→ **Task item**
Below are some entries. Output each one exactly as it appears.

→ **Provided material**
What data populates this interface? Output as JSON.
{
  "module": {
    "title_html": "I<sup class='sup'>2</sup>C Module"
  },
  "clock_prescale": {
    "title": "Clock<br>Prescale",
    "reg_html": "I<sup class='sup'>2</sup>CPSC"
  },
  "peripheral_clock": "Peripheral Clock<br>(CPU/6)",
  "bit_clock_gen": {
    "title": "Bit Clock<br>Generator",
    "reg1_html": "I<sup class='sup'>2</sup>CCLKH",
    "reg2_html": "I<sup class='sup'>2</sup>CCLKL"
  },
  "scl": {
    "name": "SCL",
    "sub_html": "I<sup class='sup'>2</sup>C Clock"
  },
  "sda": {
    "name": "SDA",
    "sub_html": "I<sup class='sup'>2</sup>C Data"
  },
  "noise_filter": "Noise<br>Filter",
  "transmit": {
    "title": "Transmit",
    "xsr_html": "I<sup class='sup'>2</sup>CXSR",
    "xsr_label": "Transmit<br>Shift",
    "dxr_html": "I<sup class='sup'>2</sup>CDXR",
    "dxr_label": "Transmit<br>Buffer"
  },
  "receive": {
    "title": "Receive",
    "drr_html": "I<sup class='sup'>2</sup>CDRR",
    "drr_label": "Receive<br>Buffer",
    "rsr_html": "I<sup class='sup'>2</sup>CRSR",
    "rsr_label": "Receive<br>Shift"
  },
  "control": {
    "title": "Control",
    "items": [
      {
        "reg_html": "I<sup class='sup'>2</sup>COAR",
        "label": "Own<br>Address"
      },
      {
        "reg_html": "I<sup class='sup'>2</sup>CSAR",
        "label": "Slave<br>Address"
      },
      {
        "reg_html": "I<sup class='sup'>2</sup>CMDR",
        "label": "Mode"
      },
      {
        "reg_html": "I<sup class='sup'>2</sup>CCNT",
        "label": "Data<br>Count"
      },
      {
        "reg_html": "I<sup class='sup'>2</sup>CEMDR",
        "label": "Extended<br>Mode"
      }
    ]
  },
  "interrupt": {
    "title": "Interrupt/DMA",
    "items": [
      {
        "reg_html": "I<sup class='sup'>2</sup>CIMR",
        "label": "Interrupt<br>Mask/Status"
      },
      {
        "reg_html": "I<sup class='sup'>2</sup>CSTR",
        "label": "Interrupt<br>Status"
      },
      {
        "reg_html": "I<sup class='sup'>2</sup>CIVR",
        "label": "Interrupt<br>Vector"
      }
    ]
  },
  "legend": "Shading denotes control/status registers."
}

→ **Exercise output**
What data populates this interface? Output as JSON.
{
  "module": {
    "title_html": "I<sup class='sup'>2</sup>C Module"
  },
  "clock_prescale": {
    "title": "Clock<br>Prescale",
    "reg_html": "I<sup class='sup'>2</sup>CPSC"
  },
  "peripheral_clock": "Peripheral Clock<br>(CPU/6)",
  "bit_clock_gen": {
    "title": "Bit Clock<br>Generator",
    "reg1_html": "I<sup class='sup'>2</sup>CCLKH",
    "reg2_html": "I<sup class='sup'>2</sup>CCLKL"
  },
  "scl": {
    "name": "SCL",
    "sub_html": "I<sup class='sup'>2</sup>C Clock"
  },
  "sda": {
    "name": "SDA",
    "sub_html": "I<sup class='sup'>2</sup>C Data"
  },
  "noise_filter": "Noise<br>Filter",
  "transmit": {
    "title": "Transmit",
    "xsr_html": "I<sup class='sup'>2</sup>CXSR",
    "xsr_label": "Transmit<br>Shift",
    "dxr_html": "I<sup class='sup'>2</sup>CDXR",
    "dxr_label": "Transmit<br>Buffer"
  },
  "receive": {
    "title": "Receive",
    "drr_html": "I<sup class='sup'>2</sup>CDRR",
    "drr_label": "Receive<br>Buffer",
    "rsr_html": "I<sup class='sup'>2</sup>CRSR",
    "rsr_label": "Receive<br>Shift"
  },
  "control": {
    "title": "Control",
    "items": [
      {
        "reg_html": "I<sup class='sup'>2</sup>COAR",
        "label": "Own<br>Address"
      },
      {
        "reg_html": "I<sup class='sup'>2</sup>CSAR",
        "label": "Slave<br>Address"
      },
      {
        "reg_html": "I<sup class='sup'>2</sup>CMDR",
        "label": "Mode"
      },
      {
        "reg_html": "I<sup class='sup'>2</sup>CCNT",
        "label": "Data<br>Count"
      },
      {
        "reg_html": "I<sup class='sup'>2</sup>CEMDR",
        "label": "Extended<br>Mode"
      }
    ]
  },
  "interrupt": {
    "title": "Interrupt/DMA",
    "items": [
      {
        "reg_html": "I<sup class='sup'>2</sup>CIMR",
        "label": "Interrupt<br>Mask/Status"
      },
      {
        "reg_html": "I<sup class='sup'>2</sup>CSTR",
        "label": "Interrupt<br>Status"
      },
      {
        "reg_html": "I<sup class='sup'>2</sup>CIVR",
        "label": "Interrupt<br>Vector"
      }
    ]
  },
  "legend": "Shading denotes control/status registers."
}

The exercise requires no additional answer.